Tips to Find On-Campus Jobs for International Students
On-campus employment is a great option for international students because most students have limited off-campus employment eligibility. On-campus opportunities allow students to expand their skill-set and build their resume. In the most recent data from Student Employment at USF, international students held 16% of USF’s on-campus student positions. This shows that international students are being hired regularly on-campus, but on-campus jobs are still competitive.
Are you looking to secure an on-campus job? Here are some tips to keep in mind:
Looking for jobs as an international student first starts with understanding your visa status and eligibility for on-campus employment. Once this is determined, you can start looking for on-campus jobs early. It is ideal to start applying for student employment jobs a month before Fall, Spring and Summer semesters begin, because this is when various departments in USF start hiring student and research assistants. Typically, these are during the months of August, December, and May.
As with any job application, make sure to optimize your resume so that it matches the job description. Although not all jobs may demand specific skill sets, research assistant and teaching assistant jobs typically require applicants to study in certain majors or have previous relevant work experience. Visit the University’s Career Services Center website for help with writing your resume and interviewing skills (the School of Law and graduate School of Management have their own career service offices), attend campus resource fairs to find job and student organization opportunities, and keep an eye out for job postings on campus bulletin boards and social media.
Talk to your professors, advisors, and other staff members on campus to see if they know of any job openings. Networking can help you discover hidden job opportunities that may not be posted on Workday, and receive personal recommendations and referrals that you can include in your job applications, which increase your chances of being hired.
- Faculty and departments: Reach out to professors that you think work in departments relevant to your skills, interests and/or work experience and would be interested in hiring you for a future position. As with any networking endeavor, do not expect to obtain a job right away. It is important to approach faculty in an enthusiastic, professional and friendly manner and express your eagerness to learn more about their area of expertise first.
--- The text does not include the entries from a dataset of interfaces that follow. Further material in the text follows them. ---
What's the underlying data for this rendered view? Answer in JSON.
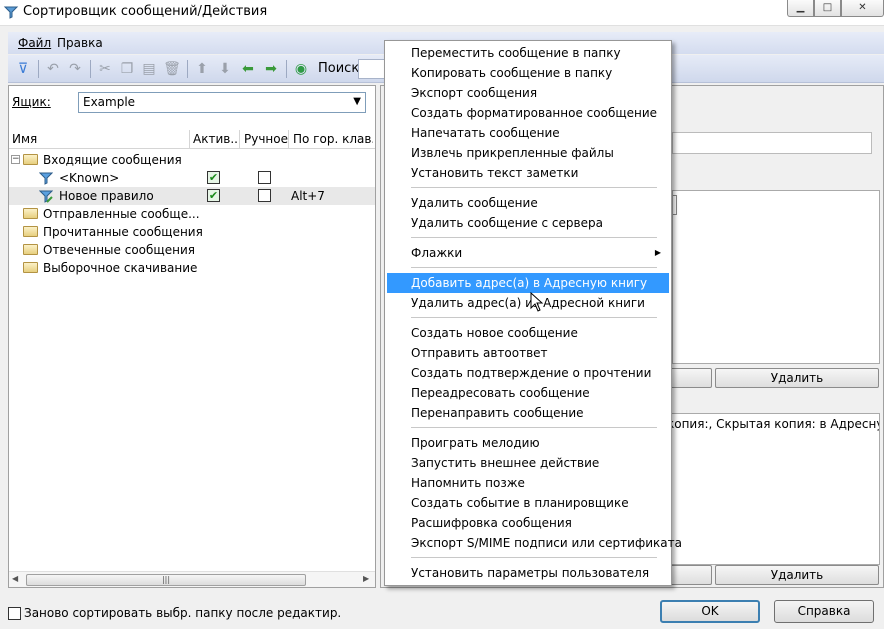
{
  "window": {
    "title": "Сортировщик сообщений/Действия"
  },
  "menubar": {
    "file": "Файл",
    "edit": "Правка"
  },
  "toolbar": {
    "search_label": "Поиск"
  },
  "mailbox": {
    "label": "Ящик:",
    "value": "Example"
  },
  "columns": [
    "Имя",
    "Актив...",
    "Ручное",
    "По гор. клав."
  ],
  "tree": {
    "inbox": "Входящие сообщения",
    "known_rule": "<Known>",
    "new_rule": "Новое правило",
    "new_rule_hotkey": "Alt+7",
    "sent": "Отправленные сообще...",
    "read": "Прочитанные сообщения",
    "replied": "Отвеченные сообщения",
    "selective": "Выборочное скачивание"
  },
  "right_panel": {
    "delete_label_1": "Удалить",
    "delete_label_2": "Удалить",
    "area_text": "копия:, Скрытая копия: в Адресную кни"
  },
  "bottom": {
    "resort_label": "Заново сортировать выбр. папку после редактир.",
    "ok": "OK",
    "help": "Справка"
  },
  "context_menu": {
    "group1": [
      "Переместить сообщение в папку",
      "Копировать сообщение в папку",
      "Экспорт сообщения",
      "Создать форматированное сообщение",
      "Напечатать сообщение",
      "Извлечь прикрепленные файлы",
      "Установить текст заметки"
    ],
    "group2": [
      "Удалить сообщение",
      "Удалить сообщение с сервера"
    ],
    "group3": [
      "Флажки"
    ],
    "group4": [
      "Добавить адрес(а) в Адресную книгу",
      "Удалить адрес(а) из Адресной книги"
    ],
    "group5": [
      "Создать новое сообщение",
      "Отправить автоответ",
      "Создать подтверждение о прочтении",
      "Переадресовать сообщение",
      "Перенаправить сообщение"
    ],
    "group6": [
      "Проиграть мелодию",
      "Запустить внешнее действие",
      "Напомнить позже",
      "Создать событие в планировщике",
      "Расшифровка сообщения",
      "Экспорт S/MIME подписи или сертификата"
    ],
    "group7": [
      "Установить параметры пользователя"
    ]
  },
  "colors": {
    "highlight": "#3399ff",
    "accent_border": "#3c7fb1"
  }
}
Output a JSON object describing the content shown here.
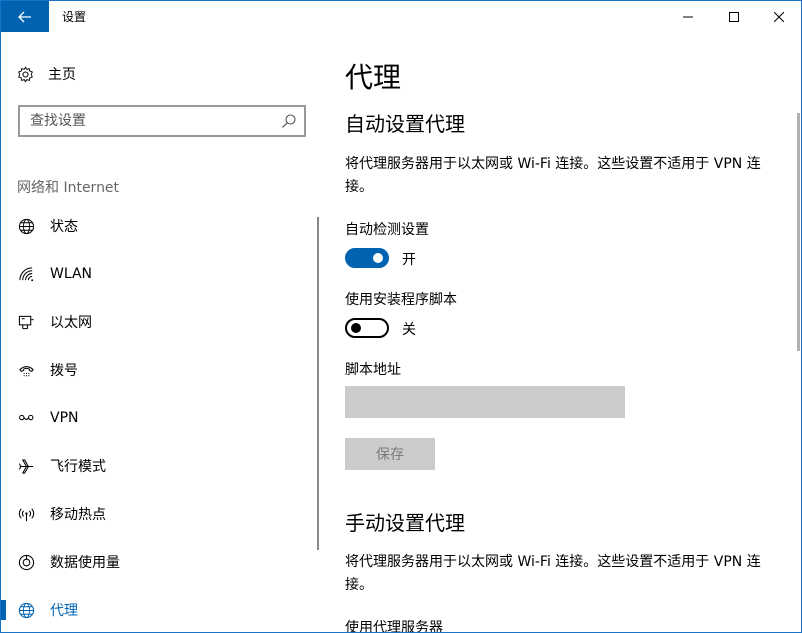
{
  "window": {
    "title": "设置"
  },
  "sidebar": {
    "home_label": "主页",
    "search": {
      "placeholder": "查找设置"
    },
    "section_title": "网络和 Internet",
    "items": [
      {
        "label": "状态",
        "icon": "globe-status-icon"
      },
      {
        "label": "WLAN",
        "icon": "wifi-icon"
      },
      {
        "label": "以太网",
        "icon": "ethernet-icon"
      },
      {
        "label": "拨号",
        "icon": "dialup-icon"
      },
      {
        "label": "VPN",
        "icon": "vpn-icon"
      },
      {
        "label": "飞行模式",
        "icon": "airplane-icon"
      },
      {
        "label": "移动热点",
        "icon": "hotspot-icon"
      },
      {
        "label": "数据使用量",
        "icon": "data-usage-icon"
      },
      {
        "label": "代理",
        "icon": "globe-icon",
        "active": true
      }
    ]
  },
  "main": {
    "page_title": "代理",
    "auto": {
      "heading": "自动设置代理",
      "description": "将代理服务器用于以太网或 Wi-Fi 连接。这些设置不适用于 VPN 连接。",
      "detect": {
        "label": "自动检测设置",
        "state": "开",
        "on": true
      },
      "script": {
        "label": "使用安装程序脚本",
        "state": "关",
        "on": false
      },
      "script_address_label": "脚本地址",
      "script_address_value": "",
      "save_label": "保存"
    },
    "manual": {
      "heading": "手动设置代理",
      "description": "将代理服务器用于以太网或 Wi-Fi 连接。这些设置不适用于 VPN 连接。",
      "use_proxy_label": "使用代理服务器"
    }
  },
  "colors": {
    "accent": "#0063b1",
    "disabled_bg": "#cccccc"
  }
}
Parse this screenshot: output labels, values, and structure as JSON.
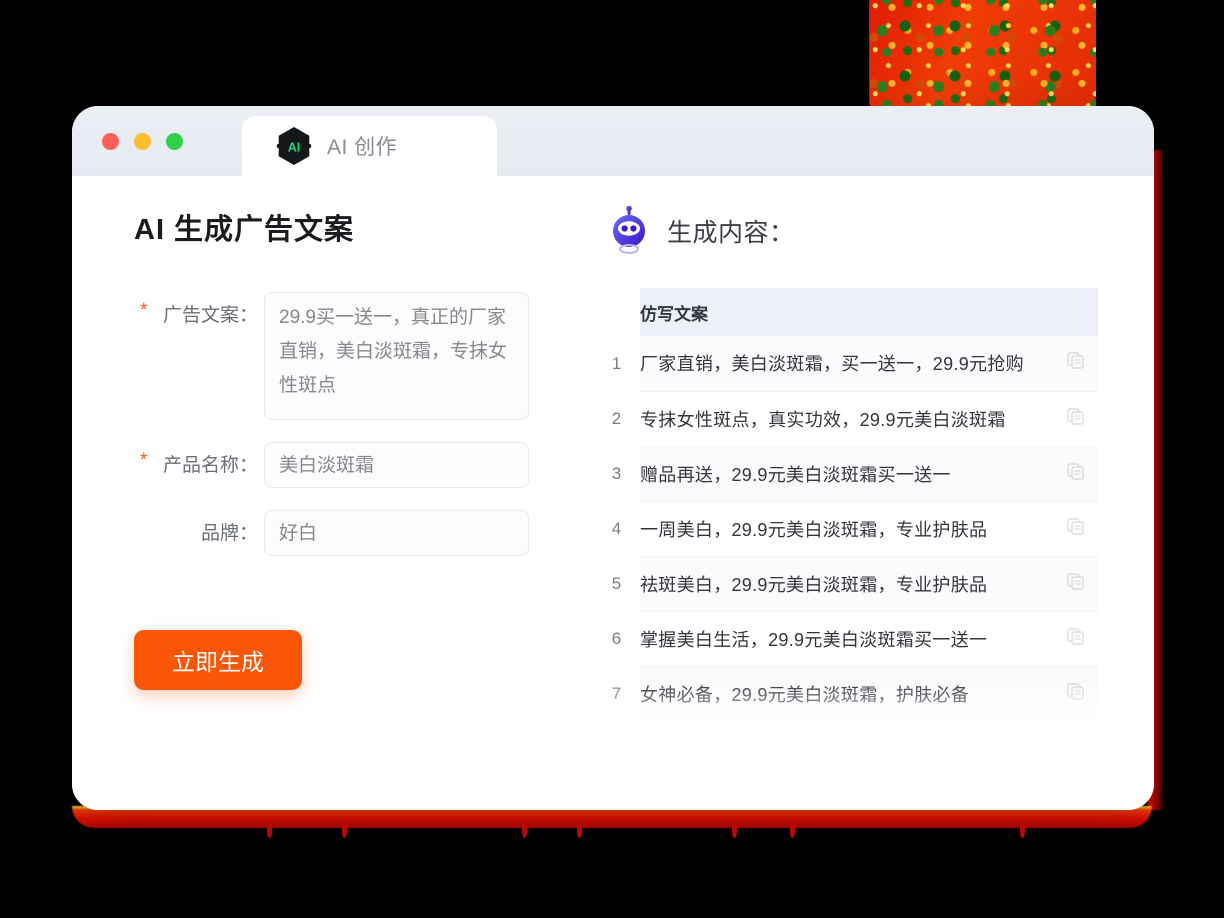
{
  "window": {
    "traffic_lights": [
      "close",
      "minimize",
      "maximize"
    ],
    "tab_label": "AI 创作",
    "logo_text": "AI"
  },
  "left_panel": {
    "title": "AI 生成广告文案",
    "fields": [
      {
        "label": "广告文案：",
        "required": true,
        "type": "textarea",
        "value": "29.9买一送一，真正的厂家直销，美白淡斑霜，专抹女性斑点",
        "placeholder": "请输入广告文案"
      },
      {
        "label": "产品名称：",
        "required": true,
        "type": "input",
        "value": "美白淡斑霜",
        "placeholder": "请输入产品名称"
      },
      {
        "label": "品牌：",
        "required": false,
        "type": "input",
        "value": "好白",
        "placeholder": "请输入品牌"
      }
    ],
    "submit_label": "立即生成",
    "submit_color": "#fb5607",
    "required_star_color": "#ff5a1f"
  },
  "right_panel": {
    "title": "生成内容：",
    "robot_icon": "robot-icon",
    "table": {
      "header": "仿写文案",
      "header_bg": "#eef0f7",
      "rows": [
        {
          "index": "1",
          "text": "厂家直销，美白淡斑霜，买一送一，29.9元抢购",
          "action": "copy-icon"
        },
        {
          "index": "2",
          "text": "专抹女性斑点，真实功效，29.9元美白淡斑霜",
          "action": "copy-icon"
        },
        {
          "index": "3",
          "text": "赠品再送，29.9元美白淡斑霜买一送一",
          "action": "copy-icon"
        },
        {
          "index": "4",
          "text": "一周美白，29.9元美白淡斑霜，专业护肤品",
          "action": "copy-icon"
        },
        {
          "index": "5",
          "text": "祛斑美白，29.9元美白淡斑霜，专业护肤品",
          "action": "copy-icon"
        },
        {
          "index": "6",
          "text": "掌握美白生活，29.9元美白淡斑霜买一送一",
          "action": "copy-icon"
        },
        {
          "index": "7",
          "text": "女神必备，29.9元美白淡斑霜，护肤必备",
          "action": "copy-icon"
        }
      ]
    }
  },
  "decor": {
    "accent_red": "#e40d03",
    "accent_orange": "#f03d06",
    "card_bg": "#ffffff",
    "titlebar_bg": "#eceef5"
  }
}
- Clubs and organizations: Being part of the executive board of a student club, chapter or organization can be a stepping stone to acquiring new skills and becoming qualified for an on-campus job. USF has many clubs to choose from, which means that you’re bound to find your crowd with similar cultural backgrounds and interests with whom you can network! Each executive board holds a variety of positions from which you can learn various skills that may have direct applications in your field of study. You can even start your own club! Learn more about student clubs and organizations here.
The more people you network with, the better your chances are of landing a job of any kind, on or off campus. Try creating a goal of making a certain number of new contacts each week. Keep in mind that it can take multiple meetings to establish a genuine connection, and develop reciprocal relationships with the people that help you out.
Federal Work-Study (FWS) is a federal aid program that provides part-time jobs for undergraduate and graduate students with financial need, allowing them to earn money to help pay education expenses. The program encourages community service work and work related to the student’s course of study. Each school has a different amount of funds available to give out for the program. However, international or foreign students generally do not qualify for FWS.
Some on-campus job postings on USF’s Workday specify “FWS preferred,” or “FWS required,” which indicates that the recruiter is looking for domestic students that have financial aid. In some cases, especially when you feel confident about being a good fit for a job skillswise and where FWS is only preferred rather than required, it doesn’t hurt to send an email to the hiring manager explaining why you’d be a strong candidate for the job despite not qualifying for FWS (and whether they’d be open to considering a non-FWS candidate). However, don’t waste time applying where FWS is mandatory or specified in the job title. This is a strong indication that the department may not be open to hiring students without FWS.
As a new student, it can be tough to secure an on-campus job, and this is an experience more common than you think. However, it is important to be determined and not feel discouraged despite being rejected. Make sure you are aware of the onboarding and SSN process in the scenario that you do land a job. Above all, keep applying on Workday – there will always be a new opportunity!